» **What to produce**
Output all entries verbatim.

» **Available data**
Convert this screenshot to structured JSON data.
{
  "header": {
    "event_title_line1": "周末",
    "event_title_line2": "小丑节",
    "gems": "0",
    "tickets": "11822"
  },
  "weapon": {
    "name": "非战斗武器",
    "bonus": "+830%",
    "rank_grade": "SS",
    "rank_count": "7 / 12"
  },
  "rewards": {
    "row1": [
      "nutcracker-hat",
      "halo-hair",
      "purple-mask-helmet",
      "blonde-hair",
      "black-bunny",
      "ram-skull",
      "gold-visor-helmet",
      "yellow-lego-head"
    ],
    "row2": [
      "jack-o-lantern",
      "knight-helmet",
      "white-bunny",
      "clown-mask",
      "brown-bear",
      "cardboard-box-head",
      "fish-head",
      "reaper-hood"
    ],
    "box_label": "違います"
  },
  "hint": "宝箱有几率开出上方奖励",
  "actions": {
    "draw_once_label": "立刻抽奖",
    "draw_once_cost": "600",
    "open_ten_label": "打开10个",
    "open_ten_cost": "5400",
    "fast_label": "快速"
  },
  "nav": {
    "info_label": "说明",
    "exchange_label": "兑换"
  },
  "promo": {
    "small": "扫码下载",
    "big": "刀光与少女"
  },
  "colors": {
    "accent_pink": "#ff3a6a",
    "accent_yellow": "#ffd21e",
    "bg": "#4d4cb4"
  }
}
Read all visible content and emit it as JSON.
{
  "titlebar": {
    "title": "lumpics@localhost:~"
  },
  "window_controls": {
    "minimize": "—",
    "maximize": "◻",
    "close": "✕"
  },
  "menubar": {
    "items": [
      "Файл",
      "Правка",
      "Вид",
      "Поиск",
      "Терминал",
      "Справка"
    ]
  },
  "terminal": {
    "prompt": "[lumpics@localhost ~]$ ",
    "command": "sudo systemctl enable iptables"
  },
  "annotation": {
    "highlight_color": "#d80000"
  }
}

» **Output for this task**
Convert this screenshot to structured JSON data.
{
  "header": {
    "event_title_line1": "周末",
    "event_title_line2": "小丑节",
    "gems": "0",
    "tickets": "11822"
  },
  "weapon": {
    "name": "非战斗武器",
    "bonus": "+830%",
    "rank_grade": "SS",
    "rank_count": "7 / 12"
  },
  "rewards": {
    "row1": [
      "nutcracker-hat",
      "halo-hair",
      "purple-mask-helmet",
      "blonde-hair",
      "black-bunny",
      "ram-skull",
      "gold-visor-helmet",
      "yellow-lego-head"
    ],
    "row2": [
      "jack-o-lantern",
      "knight-helmet",
      "white-bunny",
      "clown-mask",
      "brown-bear",
      "cardboard-box-head",
      "fish-head",
      "reaper-hood"
    ],
    "box_label": "違います"
  },
  "hint": "宝箱有几率开出上方奖励",
  "actions": {
    "draw_once_label": "立刻抽奖",
    "draw_once_cost": "600",
    "open_ten_label": "打开10个",
    "open_ten_cost": "5400",
    "fast_label": "快速"
  },
  "nav": {
    "info_label": "说明",
    "exchange_label": "兑换"
  },
  "promo": {
    "small": "扫码下载",
    "big": "刀光与少女"
  },
  "colors": {
    "accent_pink": "#ff3a6a",
    "accent_yellow": "#ffd21e",
    "bg": "#4d4cb4"
  }
}
Read all visible content and emit it as JSON.
{
  "titlebar": {
    "title": "lumpics@localhost:~"
  },
  "window_controls": {
    "minimize": "—",
    "maximize": "◻",
    "close": "✕"
  },
  "menubar": {
    "items": [
      "Файл",
      "Правка",
      "Вид",
      "Поиск",
      "Терминал",
      "Справка"
    ]
  },
  "terminal": {
    "prompt": "[lumpics@localhost ~]$ ",
    "command": "sudo systemctl enable iptables"
  },
  "annotation": {
    "highlight_color": "#d80000"
  }
}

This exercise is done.